Multiple people appeared before Judge Rick Schreiner in District Court on Thursday; some to be sentenced, and others to arraigned.
Stolen Firearm, Other Property
Christian Reinke, who is charged with possession of a stolen firearm and two counts of possession of stolen property, appeared for arraignment. Ben Murray served as Reinke’s counsel, while Daniel Werner was appointed to handle the case as a special prosecutor.
Reinke entered pleas of not guilty to each of the charges and Murray requested that his bond be reviewed. Before the trial, Reinke’s bond was set at $25,000, 10 percent.
“My client is 18 years old,” said Murray. “He would be released and remain on probation for another misdemeanor charge. He has never lived anywhere in his life outside of Jefferson and Thayer County. This is not a violent felony he’s charged with.
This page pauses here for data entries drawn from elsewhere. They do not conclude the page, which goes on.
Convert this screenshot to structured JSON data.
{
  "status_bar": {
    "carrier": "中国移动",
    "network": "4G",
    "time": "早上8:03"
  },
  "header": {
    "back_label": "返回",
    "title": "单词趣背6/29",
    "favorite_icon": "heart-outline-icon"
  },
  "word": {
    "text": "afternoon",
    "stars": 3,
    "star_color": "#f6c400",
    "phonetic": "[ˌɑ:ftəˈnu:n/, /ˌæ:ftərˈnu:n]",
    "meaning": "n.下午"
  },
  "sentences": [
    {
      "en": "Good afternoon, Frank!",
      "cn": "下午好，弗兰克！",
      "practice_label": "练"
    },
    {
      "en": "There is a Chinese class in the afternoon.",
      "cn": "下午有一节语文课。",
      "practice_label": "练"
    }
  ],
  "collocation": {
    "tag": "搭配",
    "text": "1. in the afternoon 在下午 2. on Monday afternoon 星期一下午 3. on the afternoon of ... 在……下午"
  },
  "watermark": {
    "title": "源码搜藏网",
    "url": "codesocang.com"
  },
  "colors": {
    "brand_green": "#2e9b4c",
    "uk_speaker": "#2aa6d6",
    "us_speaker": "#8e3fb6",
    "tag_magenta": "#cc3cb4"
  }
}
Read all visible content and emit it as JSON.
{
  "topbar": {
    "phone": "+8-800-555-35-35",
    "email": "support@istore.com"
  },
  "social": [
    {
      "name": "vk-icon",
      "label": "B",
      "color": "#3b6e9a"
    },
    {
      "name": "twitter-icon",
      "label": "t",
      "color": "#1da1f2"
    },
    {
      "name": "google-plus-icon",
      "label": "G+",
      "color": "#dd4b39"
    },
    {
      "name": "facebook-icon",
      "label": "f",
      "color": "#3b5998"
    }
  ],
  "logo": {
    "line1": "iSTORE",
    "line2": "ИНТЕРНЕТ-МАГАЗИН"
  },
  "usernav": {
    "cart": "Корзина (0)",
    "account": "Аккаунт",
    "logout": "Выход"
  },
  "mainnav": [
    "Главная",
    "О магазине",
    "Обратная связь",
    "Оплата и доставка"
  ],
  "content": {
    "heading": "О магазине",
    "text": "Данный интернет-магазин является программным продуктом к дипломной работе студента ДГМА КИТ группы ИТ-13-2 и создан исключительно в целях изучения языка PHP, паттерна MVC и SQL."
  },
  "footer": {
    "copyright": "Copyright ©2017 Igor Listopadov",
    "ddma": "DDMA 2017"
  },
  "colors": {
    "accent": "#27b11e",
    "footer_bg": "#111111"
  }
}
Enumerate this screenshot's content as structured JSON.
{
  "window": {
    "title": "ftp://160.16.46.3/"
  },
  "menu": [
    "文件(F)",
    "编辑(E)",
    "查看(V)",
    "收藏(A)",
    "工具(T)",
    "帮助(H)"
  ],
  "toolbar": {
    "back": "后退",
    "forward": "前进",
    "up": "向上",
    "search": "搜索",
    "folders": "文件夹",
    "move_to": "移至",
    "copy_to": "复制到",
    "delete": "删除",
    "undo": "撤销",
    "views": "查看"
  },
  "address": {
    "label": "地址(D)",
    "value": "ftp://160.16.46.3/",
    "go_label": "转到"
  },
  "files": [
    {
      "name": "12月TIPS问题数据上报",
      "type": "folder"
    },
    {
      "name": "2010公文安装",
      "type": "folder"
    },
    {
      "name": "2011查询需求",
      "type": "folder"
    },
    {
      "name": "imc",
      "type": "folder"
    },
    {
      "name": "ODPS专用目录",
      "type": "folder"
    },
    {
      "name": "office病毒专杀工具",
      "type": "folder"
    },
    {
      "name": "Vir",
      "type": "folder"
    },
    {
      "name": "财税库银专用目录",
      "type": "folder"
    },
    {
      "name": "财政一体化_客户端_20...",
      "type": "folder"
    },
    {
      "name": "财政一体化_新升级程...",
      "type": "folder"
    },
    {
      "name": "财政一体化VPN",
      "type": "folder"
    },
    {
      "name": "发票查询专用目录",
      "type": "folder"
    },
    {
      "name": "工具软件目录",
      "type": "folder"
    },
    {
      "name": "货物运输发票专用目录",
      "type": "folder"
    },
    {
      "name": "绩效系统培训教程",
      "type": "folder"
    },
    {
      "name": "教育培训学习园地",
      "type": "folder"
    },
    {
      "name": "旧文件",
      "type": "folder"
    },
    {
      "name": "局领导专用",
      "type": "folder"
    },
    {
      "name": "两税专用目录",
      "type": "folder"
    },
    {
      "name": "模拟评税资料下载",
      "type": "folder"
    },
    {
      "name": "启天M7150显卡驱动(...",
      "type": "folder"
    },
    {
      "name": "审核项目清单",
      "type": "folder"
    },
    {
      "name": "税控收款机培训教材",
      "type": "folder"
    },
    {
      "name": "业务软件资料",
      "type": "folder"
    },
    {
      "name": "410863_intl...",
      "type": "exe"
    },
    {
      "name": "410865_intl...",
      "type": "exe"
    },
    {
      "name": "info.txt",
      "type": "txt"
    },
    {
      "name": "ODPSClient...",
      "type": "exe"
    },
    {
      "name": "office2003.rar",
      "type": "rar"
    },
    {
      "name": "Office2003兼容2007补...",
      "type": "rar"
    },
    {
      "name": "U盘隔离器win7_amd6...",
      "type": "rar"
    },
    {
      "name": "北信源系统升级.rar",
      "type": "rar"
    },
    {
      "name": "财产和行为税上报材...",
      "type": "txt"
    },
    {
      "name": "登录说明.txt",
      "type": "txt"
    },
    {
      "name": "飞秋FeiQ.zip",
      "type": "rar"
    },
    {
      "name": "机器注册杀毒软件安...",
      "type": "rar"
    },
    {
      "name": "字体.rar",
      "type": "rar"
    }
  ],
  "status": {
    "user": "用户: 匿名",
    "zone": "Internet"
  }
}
I don’t believe he’s had a history of violent behavior and isn’t a flight risk. He simply doesn’t have enough money to post bond.”
Werner requested that Judge Schreiner deny a change in Reinke’s bond, emphasizing that Reinke has a history of violations when placed on electronic monitoring and a major juvenile record.
“I just want to mention that when this case first came up, Mr. Reinke was charged with 39 different counts,” Werner said. “He’s been found guilty of multiple misdemeanors. In the past he has been placed on electronic monitoring, and he did not comply with that monitoring, removing the electronic monitor and being found in Kansas and other places. He has an extensive juvenile career, so, I think the bond is appropriate.”
Schreiner agreed with Werner’s assessment, denying a change in Reinke’s bond amount. He cited that a major reason for that denial was that Reinke violated the terms of his probation before.
“You were on probation for maybe four months,” said Schreiner. “One of the orders while you were on probation was not to violate the law. That’s not just a probation order, that’s just common sense. You also weren’t honest with law enforcement the first time they talked to you. When you violate the law when you are on probation, your chances of getting a bond reduction are slim, and today they are none.”
Autumn Johnson and Autumn Boomgaarn also appeared in District Court in relation to a child abuse case that took place in August. County Attorney Jeffrey Goltz explained that there was a plea agreement in this case in relation to a juvenile case in the Jefferson County Court. He asked to file a dismissal of the case in District Court, in order to refile it in the Jefferson County Court, emphasizing that it may be better for Judge Linda Bauer to handle the issue since she is already handling the juvenile case that resulted from the incident.
Judge Schreiner agreed that it would be better to have the same judge handle the cases since they occurred within the same family.
Colby’s Sentencing Continued…Again
Stan Colby, who was found guilty of third degree domestic assault by a jury earlier this year, was to appear before the court for sentencing; however, for a second time, he did not comply with the requests of the probation office to complete a mental health evaluation. Colby explained that he was not pleased with the pre-sentence investigation report.
“The updated report has a number of inaccuracies,” said Colby. “I’ve been willing to fill out everything put in front of me.”
Colby was originally supposed to be sentenced in November, but was given a continuance in order to complete the pre-sentence investigation report, including a mental health evaluation. On Thursday, Judge Schreiner advised Colby that this would be the last opportunity given to him to comply with the pre-sentence investigation, ordering him to seek a complete mental health evaluation from a doctor and to comply with the pre-sentence investigation by filling out the mental health assessment.
“Mr. Colby, we’ve been here twice now,” Schreiner said. “The first day, I asked if you were willing to go through the mental health questionnaire, and you said you were. Now I get the second pre-sentence investigation, and for the second time the mental health screening form is not complete; you didn’t do it again. Your statement was that talking to a counselor might be harmful because ‘if they try to change my mind, there may be problems.’ That was your statement during the pre-sentence investigation.
“I struggled with what I was going to do in this case,” Schreiner continued. “Unfortunately, I think through no fault of your own, you are unable to assess your own mental health situation, and I think that’s sad.”
Holding up the documents sentencing Colby to jail, Schreiner emphasized that this is the last opportunity for Colby to comply with the pre-sentence investigation and seeking a professional psychological evaluation. His sentencing was continued to Jan. 19, 2017.
“I need you to cooperate,” said Schreiner. “What concerns me is your mental health. Honestly, today, I was prepared to send you to jail. I just don’t see that I have much choice seeing that I can’t pin down your mental health status. But, I wasn’t comfortable with sending a mentally ill person to jail. I need all of the information possible to craft a just sentence.
“Mr. Colby, in my hand is an order of sentence, sentencing you to the Jefferson County Jail,” Schreiner continued. “That’s what I intended to do today. I am willing to go this far with you Mr. Colby, but I don’t see myself doing that again. Next time I will go through with sentencing. I can only go so far with you.”